Ask if they can put more money down to reduce that loan balance from the start. If they cannot, stress that GAP may be more important in that scenario.

Ask the buyer to consider a shorter loan term to bring down the balance quicker. If they cannot swing that, again – remind them that GAP insurance can help if they have to take a longer loan term where the balance is not dropping fast.

These leading questions, while seemingly obvious, can help reverse engineer the argument for why they NEED to consider GAP insurance. Thoughtfully delivered questions can help the buyer walk themselves into the sale without you having to resort to fear tactics.

Paint the Picture

Any good salesperson knows that painting the picture can be the most effective way to get the buyer to ‘see’ the product or service’s value in their own mind. If your staff has any stories of how a GAP policy helped to handle an unexpected shortfall for a past buyer, use it. Be very descriptive and make the point that while most of us don’t like to buy against a future event that may or may not happen, when it does the extra protection will be invaluable.

If your GAP provider has a rep that you can reach out to, ask them for some stories. Your buyer has to ‘see’ themselves looking at a $3000 outlay to their bank to clear up the balance. They need to ‘feel’ that loss in their checking account or the pain of falling short on bills.

You don’t have to be Debbie Downer but you can be the person that wants to help them NOT have to face this. If you are approaching this as consultative sale, you can’t go wrong.
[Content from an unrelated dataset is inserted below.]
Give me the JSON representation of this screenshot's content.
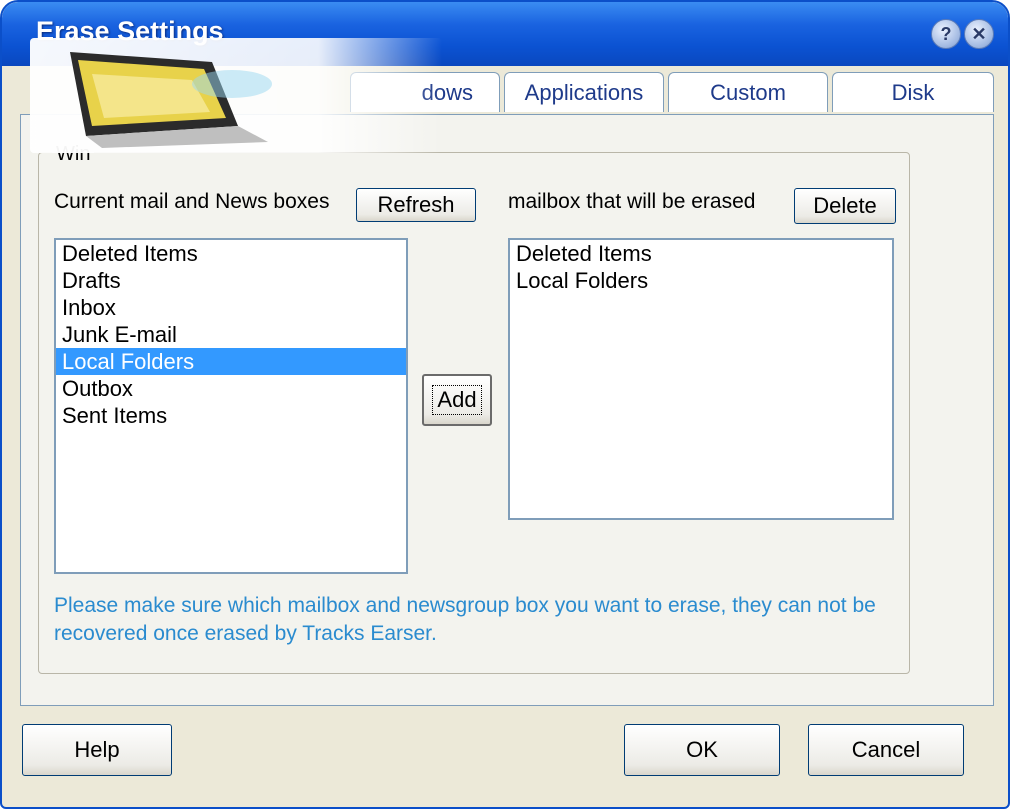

And if they want to decline and take the chance that a loss doesn’t happen, so be it. But ask them to do you a favor and call their insurer to see if they offer some level of similar protection. They will appreciate that and will come away feeling like they were not bullied into buying something they were not sure about.